Advanced Users: Configuring multiple project types (XNAT Workshop 2012 presentation)

Inside a project, data is organized by the following principles:

A PROJECT is a collection of SUBJECTS and their associated data. If you have project data that is not subject specific, it can be stored at the project level.


A SUBJECT is the CNDA term for the participant in a study, whether this be a person, an object (like a scanner phantom), or something else (such as a tissue sample). All subject data in the CNDA must be de-identified, as we do not support the inclusion of Protected Health Information. Each part of a study protocol that is performed on a subject is referred to as an EXPERIMENT.


In a given VISIT, a subject may only be scanned a single time. Or a subject may be given a battery of scans and other experiments (such as clinical evaluations) that last over a multi-day session.
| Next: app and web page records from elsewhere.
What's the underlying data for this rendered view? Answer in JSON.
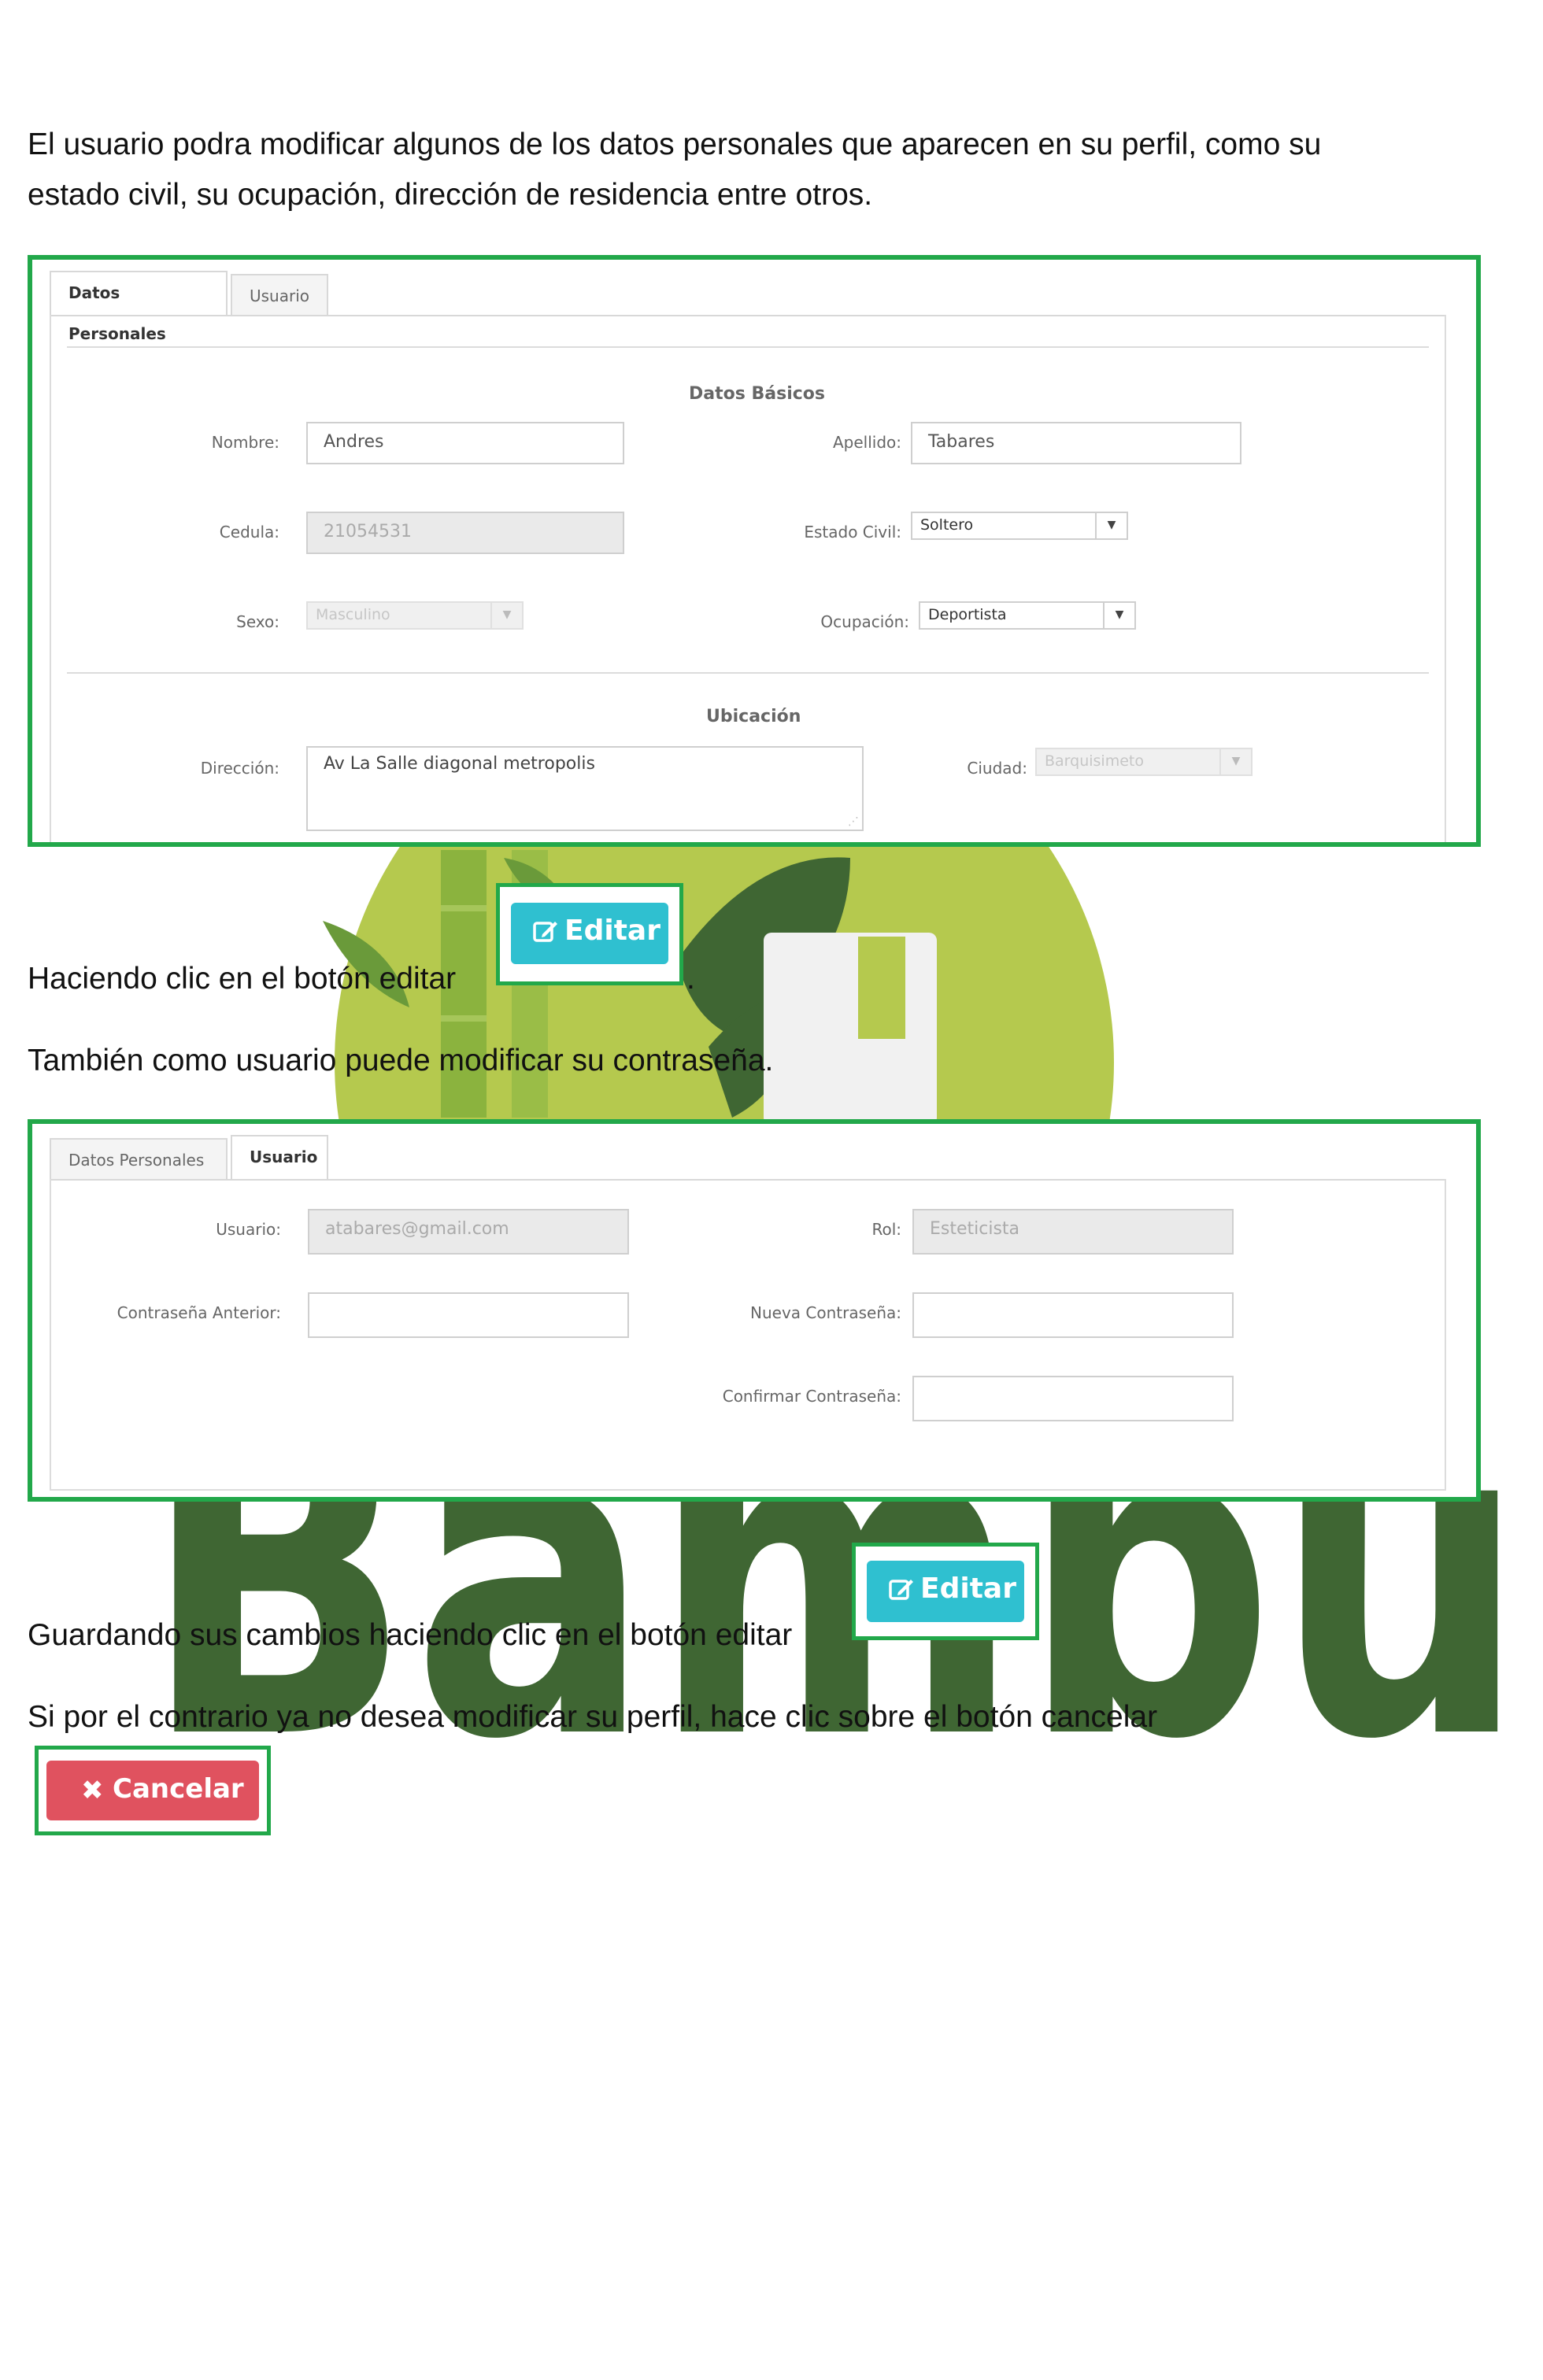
{
  "watermark": {
    "word": "Bambu",
    "letter": "B",
    "colors": {
      "lime": "#b5c94e",
      "dark_green": "#3f6633",
      "bamboo": "#8bb33e"
    }
  },
  "paragraphs": {
    "intro_line1": "El usuario podra modificar algunos de los datos personales que aparecen en su perfil, como su",
    "intro_line2": "estado civil, su ocupación, dirección de residencia entre otros.",
    "edit_instruction": "Haciendo clic en el botón editar",
    "edit_instruction_end": ".",
    "password_intro": "También como usuario puede modificar su contraseña.",
    "save_instruction": "Guardando sus cambios haciendo clic en el botón editar",
    "cancel_instruction": "Si por el contrario ya no desea modificar su perfil, hace clic sobre el botón cancelar"
  },
  "form1": {
    "tabs": {
      "personal": "Datos Personales",
      "user": "Usuario"
    },
    "active_tab": "personal",
    "basic_title": "Datos Básicos",
    "location_title": "Ubicación",
    "fields": {
      "nombre": {
        "label": "Nombre:",
        "value": "Andres"
      },
      "apellido": {
        "label": "Apellido:",
        "value": "Tabares"
      },
      "cedula": {
        "label": "Cedula:",
        "value": "21054531"
      },
      "estado_civil": {
        "label": "Estado Civil:",
        "value": "Soltero"
      },
      "sexo": {
        "label": "Sexo:",
        "value": "Masculino"
      },
      "ocupacion": {
        "label": "Ocupación:",
        "value": "Deportista"
      },
      "direccion": {
        "label": "Dirección:",
        "value": "Av La Salle diagonal metropolis"
      },
      "ciudad": {
        "label": "Ciudad:",
        "value": "Barquisimeto"
      }
    }
  },
  "form2": {
    "tabs": {
      "personal": "Datos Personales",
      "user": "Usuario"
    },
    "active_tab": "user",
    "fields": {
      "usuario": {
        "label": "Usuario:",
        "value": "atabares@gmail.com"
      },
      "rol": {
        "label": "Rol:",
        "value": "Esteticista"
      },
      "contrasena_anterior": {
        "label": "Contraseña Anterior:",
        "value": ""
      },
      "nueva_contrasena": {
        "label": "Nueva Contraseña:",
        "value": ""
      },
      "confirmar_contrasena": {
        "label": "Confirmar Contraseña:",
        "value": ""
      }
    }
  },
  "buttons": {
    "edit_label": "Editar",
    "edit_icon": "edit-icon",
    "cancel_label": "Cancelar",
    "cancel_icon": "x-icon",
    "colors": {
      "edit": "#2fc0d0",
      "cancel": "#e0525f",
      "highlight_border": "#22a84a"
    }
  }
}
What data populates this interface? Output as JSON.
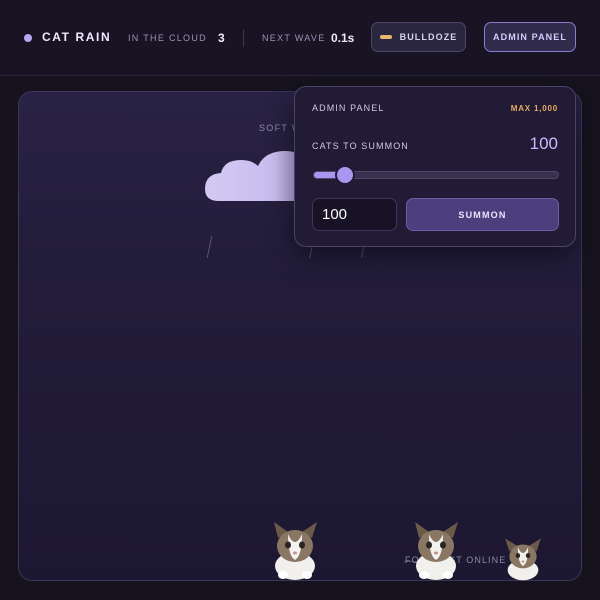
{
  "header": {
    "brand": "CAT RAIN",
    "in_cloud_label": "IN THE CLOUD",
    "in_cloud_value": "3",
    "next_wave_label": "NEXT WAVE",
    "next_wave_value": "0.1s",
    "bulldoze_label": "BULLDOZE",
    "admin_label": "ADMIN PANEL"
  },
  "stage": {
    "caption": "SOFT WAVE",
    "forecast": "FORECAST ONLINE"
  },
  "admin_panel": {
    "title": "ADMIN PANEL",
    "max": "MAX 1,000",
    "cats_label": "CATS TO SUMMON",
    "count": "100",
    "slider_fraction": 0.1,
    "input_value": "100",
    "summon_label": "SUMMON"
  },
  "colors": {
    "background": "#16131f",
    "accent": "#a996f0",
    "warning": "#e8aa5f"
  },
  "icons": {
    "brand": "dot-icon",
    "bulldoze": "bulldozer-blade-icon",
    "cloud": "cloud-icon",
    "cat": "cat-image"
  }
}
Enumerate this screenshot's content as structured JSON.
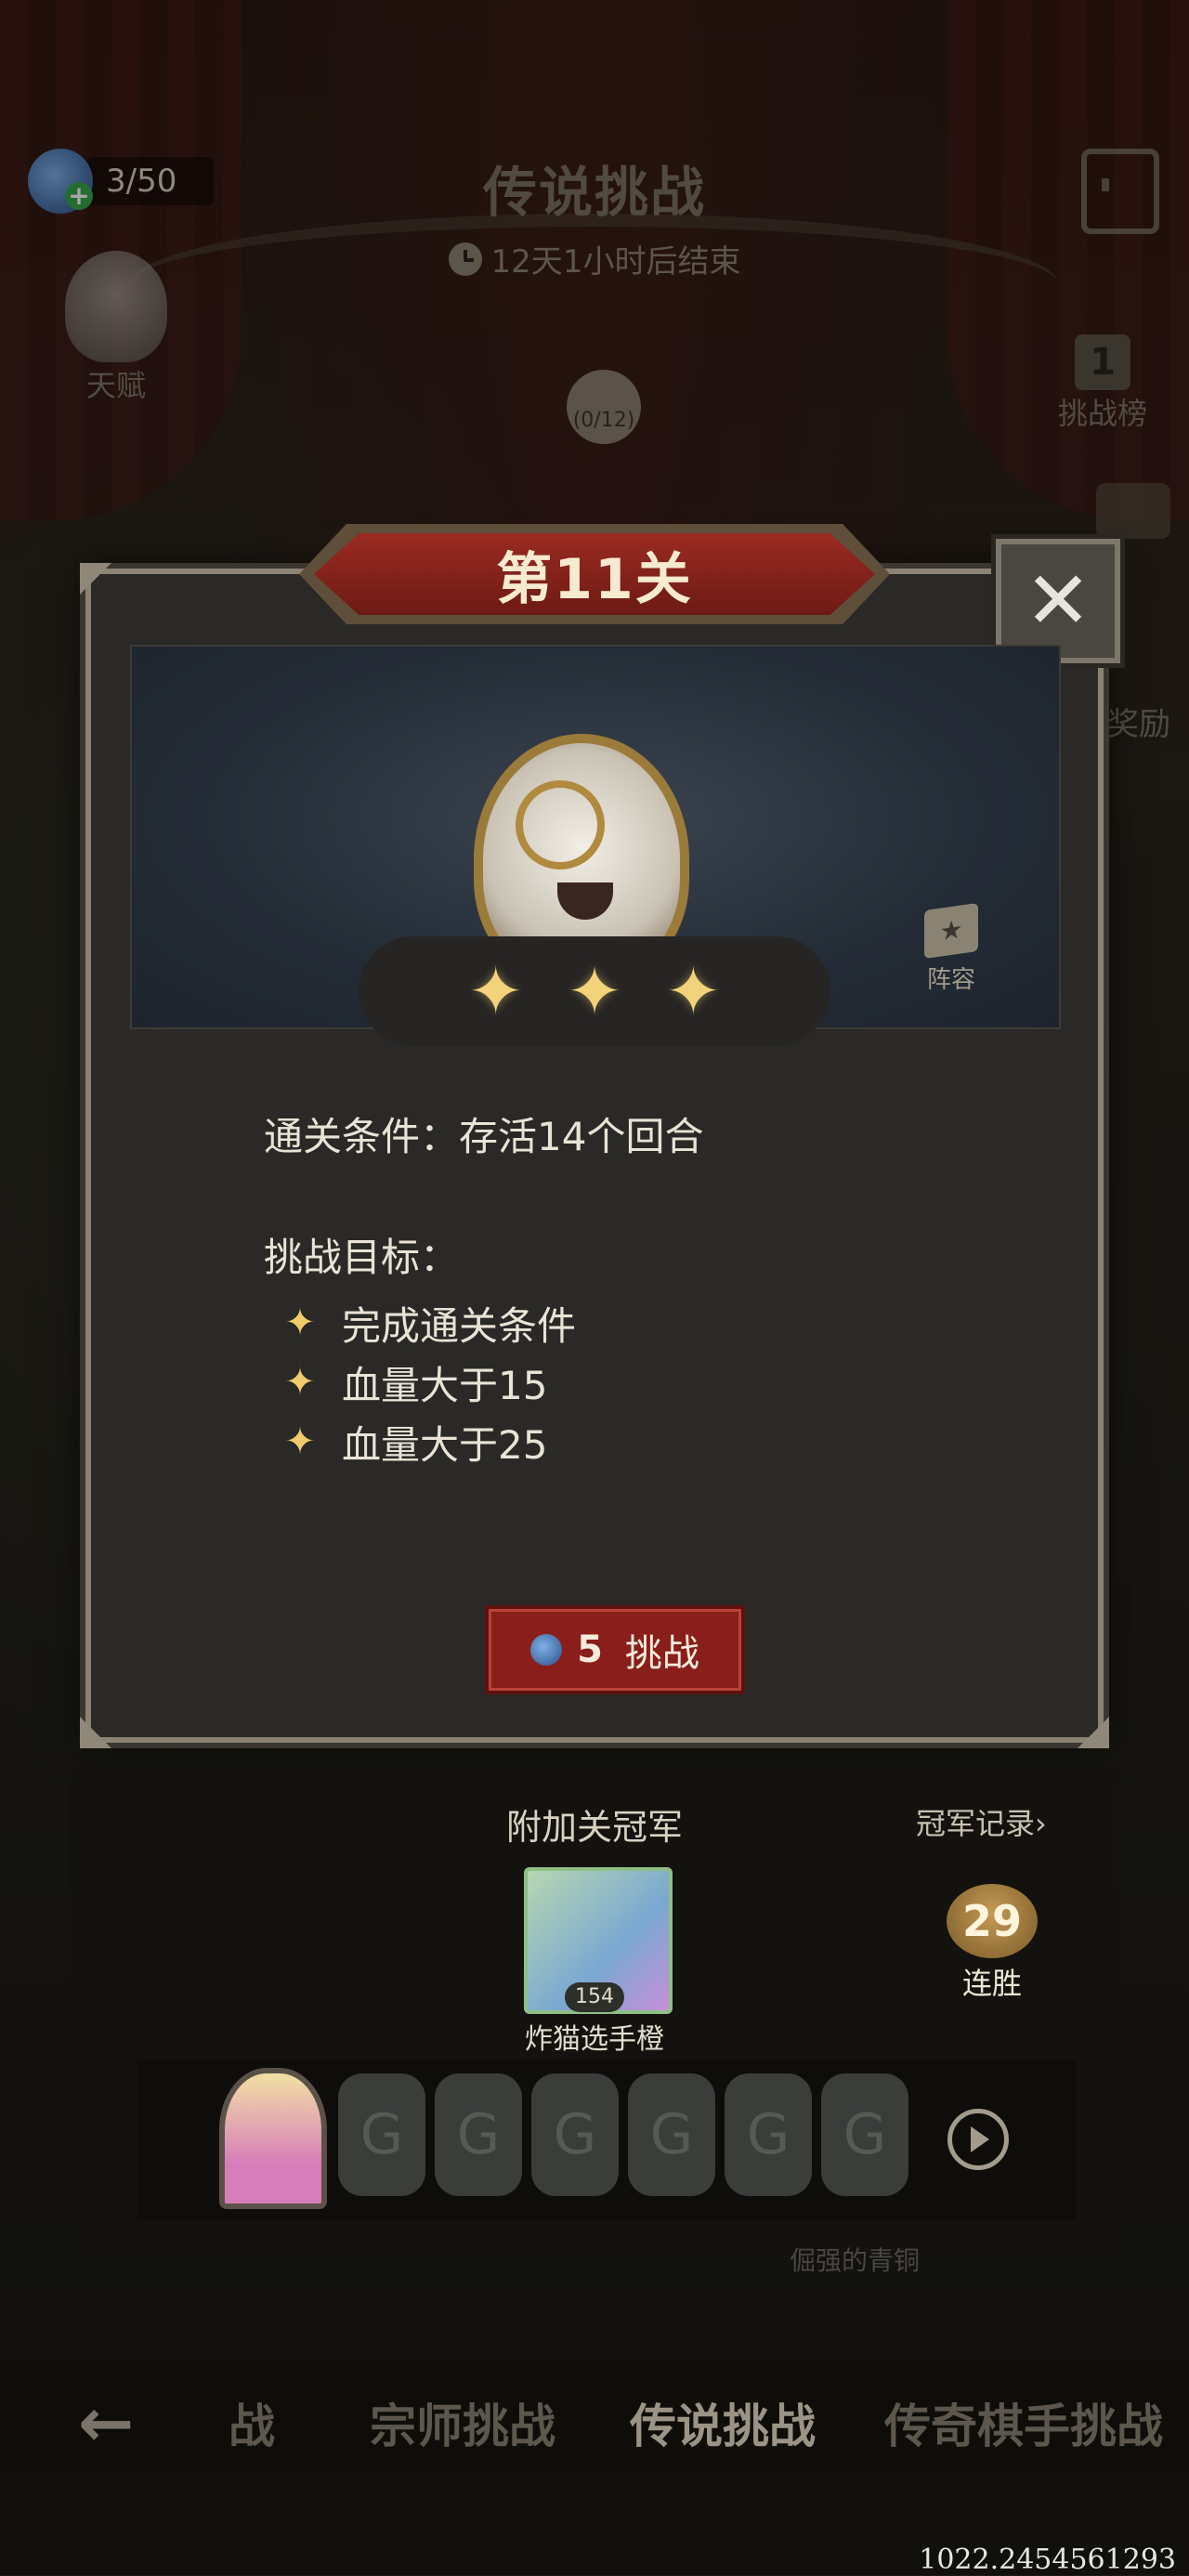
{
  "header": {
    "ticket_count": "3/50",
    "title": "传说挑战",
    "timer": "12天1小时后结束"
  },
  "side": {
    "talent_label": "天赋",
    "leaderboard_label": "挑战榜",
    "leaderboard_rank": "1",
    "reward_label": "奖励",
    "progress_badge": "(0/12)"
  },
  "modal": {
    "level_title": "第11关",
    "close_symbol": "✕",
    "stars": [
      "✦",
      "✦",
      "✦"
    ],
    "lineup_label": "阵容",
    "condition": "通关条件：存活14个回合",
    "goals_heading": "挑战目标：",
    "goals": [
      "完成通关条件",
      "血量大于15",
      "血量大于25"
    ],
    "goal_icon": "✦",
    "challenge_cost": "5",
    "challenge_label": "挑战"
  },
  "champion": {
    "title": "附加关冠军",
    "record_link": "冠军记录›",
    "player_level": "154",
    "player_name": "炸猫选手橙",
    "streak_count": "29",
    "streak_label": "连胜",
    "slot_glyph": "G",
    "faint_text": "倔强的青铜"
  },
  "tabs": [
    "战",
    "宗师挑战",
    "传说挑战",
    "传奇棋手挑战"
  ],
  "active_tab": "传说挑战",
  "back_symbol": "←",
  "coords": "1022.2454561293",
  "colors": {
    "accent_red": "#8a1e1a",
    "star_gold": "#f2d27a"
  }
}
Or, in a longitudinal study, a subject may return for repeated visits with follow-up experiments.

Additionally, each image session may be given a series of quality ASSESSMENTS, or be run through processing pipelines that add new data as additional RESOURCES.

A project in the CNDA can be tailored to account for all of these scenarios.